“One of my favourite features is driver behaviour reporting,” says Stephen, who uses the system to monitor driving patterns of the team. The Driving Style League Table ranks an organisation’s drivers by their individual driving style scores. Ringtons uses this feature to reward its best-performing drivers, while arranging training courses for drivers they feel need support to improve their skills.
The impact of driving style on vehicle maintenance costs
In addition to reducing fuel spend, another prominent benefit of a vehicle tracking system is reducing vehicle maintenance costs. This can be tackled a number of ways: using the data to eliminate unnecessary or unauthorised trips to reduce mileage, ensuring the vehicles are driven in a way that doesn’t put too much strain on them, reducing the risk of accidents, the list goes on. You can also integrate tracking systems with maintenance reminders for MOTs, use them to plan vehicle downtime and encourage regular checks.
A good vs bad driving style can save £2,000 per vehicle in repairs costs, as demonstrated by one of our larger customers, John O’Conner Grounds Maintenance.
The firm employs over 500 staff and manages over 250 vehicles across the UK, providing complete landscape solutions to a range of sectors, including commercial and local authority. The company has always been mindful of the impact its business has on the environment. Minimising that impact was just one of the principles leading the management team to implement vehicle tracking all the way back in 2004. The technology remains intrinsic to optimising fleet operations today.
“Vehicle tracking lets you take control of your fleet, improve operational efficiency and manage costs, safety and time,” says Matt O’Conner, director John O’Conner Grounds Maintenance.
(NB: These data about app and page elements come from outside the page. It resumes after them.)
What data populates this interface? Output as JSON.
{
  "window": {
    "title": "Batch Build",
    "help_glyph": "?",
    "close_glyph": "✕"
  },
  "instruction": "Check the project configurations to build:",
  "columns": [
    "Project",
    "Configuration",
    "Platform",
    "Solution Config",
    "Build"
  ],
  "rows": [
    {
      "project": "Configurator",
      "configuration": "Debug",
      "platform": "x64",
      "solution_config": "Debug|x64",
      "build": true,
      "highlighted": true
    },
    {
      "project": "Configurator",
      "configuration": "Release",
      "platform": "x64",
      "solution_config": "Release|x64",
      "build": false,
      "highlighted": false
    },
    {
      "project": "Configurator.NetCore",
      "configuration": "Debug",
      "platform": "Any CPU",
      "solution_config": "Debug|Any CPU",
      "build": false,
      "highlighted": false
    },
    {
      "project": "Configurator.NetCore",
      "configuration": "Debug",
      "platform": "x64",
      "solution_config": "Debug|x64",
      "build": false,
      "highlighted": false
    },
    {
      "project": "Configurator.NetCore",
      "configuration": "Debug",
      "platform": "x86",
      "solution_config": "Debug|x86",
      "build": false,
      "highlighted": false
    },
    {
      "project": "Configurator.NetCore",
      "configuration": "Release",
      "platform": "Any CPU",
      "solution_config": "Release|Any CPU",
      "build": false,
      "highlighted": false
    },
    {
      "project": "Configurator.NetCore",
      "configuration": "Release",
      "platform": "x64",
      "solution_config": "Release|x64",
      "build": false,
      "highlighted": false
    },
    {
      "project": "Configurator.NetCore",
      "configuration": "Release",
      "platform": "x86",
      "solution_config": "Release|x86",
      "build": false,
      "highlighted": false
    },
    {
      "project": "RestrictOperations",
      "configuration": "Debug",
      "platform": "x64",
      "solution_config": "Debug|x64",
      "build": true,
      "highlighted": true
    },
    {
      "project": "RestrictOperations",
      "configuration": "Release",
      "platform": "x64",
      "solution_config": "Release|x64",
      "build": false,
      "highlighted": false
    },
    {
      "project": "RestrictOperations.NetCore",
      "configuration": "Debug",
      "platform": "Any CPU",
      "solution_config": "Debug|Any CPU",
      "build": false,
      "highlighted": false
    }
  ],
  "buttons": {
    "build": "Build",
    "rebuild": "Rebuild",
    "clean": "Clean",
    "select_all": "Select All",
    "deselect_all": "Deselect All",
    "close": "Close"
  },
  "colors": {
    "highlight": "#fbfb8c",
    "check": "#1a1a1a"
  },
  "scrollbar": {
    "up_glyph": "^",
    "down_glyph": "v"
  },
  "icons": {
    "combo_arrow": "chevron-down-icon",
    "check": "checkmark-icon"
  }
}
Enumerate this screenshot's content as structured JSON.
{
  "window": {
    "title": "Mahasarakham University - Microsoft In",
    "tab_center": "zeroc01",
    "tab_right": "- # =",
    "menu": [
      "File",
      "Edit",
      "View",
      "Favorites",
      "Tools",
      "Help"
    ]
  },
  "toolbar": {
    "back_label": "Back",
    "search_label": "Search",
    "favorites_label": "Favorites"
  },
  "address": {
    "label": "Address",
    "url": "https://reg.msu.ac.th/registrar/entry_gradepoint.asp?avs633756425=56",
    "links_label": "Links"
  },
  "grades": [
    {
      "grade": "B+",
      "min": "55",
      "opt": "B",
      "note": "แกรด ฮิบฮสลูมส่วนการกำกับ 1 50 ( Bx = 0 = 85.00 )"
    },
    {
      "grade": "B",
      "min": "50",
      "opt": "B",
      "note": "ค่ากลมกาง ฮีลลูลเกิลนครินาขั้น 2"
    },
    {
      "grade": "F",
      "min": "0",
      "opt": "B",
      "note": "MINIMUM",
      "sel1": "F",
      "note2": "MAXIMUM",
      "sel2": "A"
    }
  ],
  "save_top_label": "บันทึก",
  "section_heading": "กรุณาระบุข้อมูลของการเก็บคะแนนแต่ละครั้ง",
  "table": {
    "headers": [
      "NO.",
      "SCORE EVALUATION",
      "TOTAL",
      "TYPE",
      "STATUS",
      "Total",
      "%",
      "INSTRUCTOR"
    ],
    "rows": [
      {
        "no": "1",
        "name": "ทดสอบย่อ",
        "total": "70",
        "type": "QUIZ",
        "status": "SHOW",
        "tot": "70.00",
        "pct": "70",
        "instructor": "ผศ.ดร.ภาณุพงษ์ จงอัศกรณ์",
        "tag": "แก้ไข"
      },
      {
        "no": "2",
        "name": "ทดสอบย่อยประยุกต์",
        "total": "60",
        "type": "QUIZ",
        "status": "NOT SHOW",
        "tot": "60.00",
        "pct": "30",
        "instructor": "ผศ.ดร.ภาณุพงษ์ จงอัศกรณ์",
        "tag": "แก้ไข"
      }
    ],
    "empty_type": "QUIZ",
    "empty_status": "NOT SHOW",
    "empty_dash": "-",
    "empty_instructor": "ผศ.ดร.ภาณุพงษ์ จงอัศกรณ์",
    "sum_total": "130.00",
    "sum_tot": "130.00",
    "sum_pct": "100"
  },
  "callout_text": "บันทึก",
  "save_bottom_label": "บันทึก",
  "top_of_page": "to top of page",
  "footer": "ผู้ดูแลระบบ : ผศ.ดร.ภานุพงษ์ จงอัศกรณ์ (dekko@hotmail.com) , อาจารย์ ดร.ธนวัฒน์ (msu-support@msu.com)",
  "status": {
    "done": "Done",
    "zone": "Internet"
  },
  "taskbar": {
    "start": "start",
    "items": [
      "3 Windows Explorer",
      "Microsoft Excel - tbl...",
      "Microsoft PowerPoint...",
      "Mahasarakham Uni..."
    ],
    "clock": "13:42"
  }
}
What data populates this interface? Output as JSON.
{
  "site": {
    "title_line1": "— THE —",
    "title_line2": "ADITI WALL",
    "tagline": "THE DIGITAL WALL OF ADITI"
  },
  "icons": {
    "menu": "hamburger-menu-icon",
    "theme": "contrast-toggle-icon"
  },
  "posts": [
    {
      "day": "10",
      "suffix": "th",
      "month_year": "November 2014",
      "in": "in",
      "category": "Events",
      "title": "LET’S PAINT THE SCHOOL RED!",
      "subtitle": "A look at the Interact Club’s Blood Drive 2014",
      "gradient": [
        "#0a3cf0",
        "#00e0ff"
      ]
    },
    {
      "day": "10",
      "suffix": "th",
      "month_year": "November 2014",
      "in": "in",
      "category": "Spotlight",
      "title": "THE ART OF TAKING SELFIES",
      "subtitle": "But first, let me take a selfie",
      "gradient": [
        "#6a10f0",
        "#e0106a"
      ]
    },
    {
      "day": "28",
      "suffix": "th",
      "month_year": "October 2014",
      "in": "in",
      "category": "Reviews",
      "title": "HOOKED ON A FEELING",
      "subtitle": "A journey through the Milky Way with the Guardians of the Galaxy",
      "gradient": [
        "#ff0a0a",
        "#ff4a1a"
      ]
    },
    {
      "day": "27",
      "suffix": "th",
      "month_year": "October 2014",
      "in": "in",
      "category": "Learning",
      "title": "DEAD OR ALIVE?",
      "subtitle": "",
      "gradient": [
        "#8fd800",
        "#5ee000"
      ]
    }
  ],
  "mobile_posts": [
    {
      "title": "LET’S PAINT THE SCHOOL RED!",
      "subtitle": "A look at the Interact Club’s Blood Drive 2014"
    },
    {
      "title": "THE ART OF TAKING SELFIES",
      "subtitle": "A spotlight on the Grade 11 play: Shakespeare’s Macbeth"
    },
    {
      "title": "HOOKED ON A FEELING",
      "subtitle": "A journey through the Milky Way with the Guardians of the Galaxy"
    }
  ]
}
The team at John O’Conner uses the driving style data to investigate whether poor driving scores correspond with higher fuel costs and higher repair costs. The answer is a resounding yes—a driver with better than average speed scores (green) totalled £1,200 in fuel consumption, £96 in workshop repairs and just 1.5 hours of workshop labour time over a 3-month period. In the same three months, a driver with a poor speed score (red), covering similar mileage to the good driver, used £150 extra fuel, cost the company an extra £2,120 in repairs and incurred an astonishing 29.5 hours of workshop labour.
“Drivers expect vehicle tracking nowadays. It shows that a company is fully invested in its operations and in the safety of its employees,” says Matt. “If a driver is involved in an accident, it’s not only a huge worry for us, it’s also incredibly costly for the business. Safe driving is a part of our cost saving agenda.”
How to address behaviour change with drivers
When the system identifies a driver with poor scores, the information it provides can be used to actively help them to correct behaviours. Some of our customers produce a record sheet designed to interview drivers with poor scores and use this to implement a plan for improvement.
John O’Conner runs a staff incentive scheme, whereby the two best scoring drivers receive cash prizes each month, provided all drivers meet a certain standard. This keeps motivation high amongst the teams and rewards efforts to be safer and more efficient on the roads.
This information can even be shared with the drivers themselves via a mobile app, meaning it’s even quicker to see driving performance that needs attention and that they can track their own progress.
This article is from the DfBB publication Challenges for Commercial Vehicle Fleets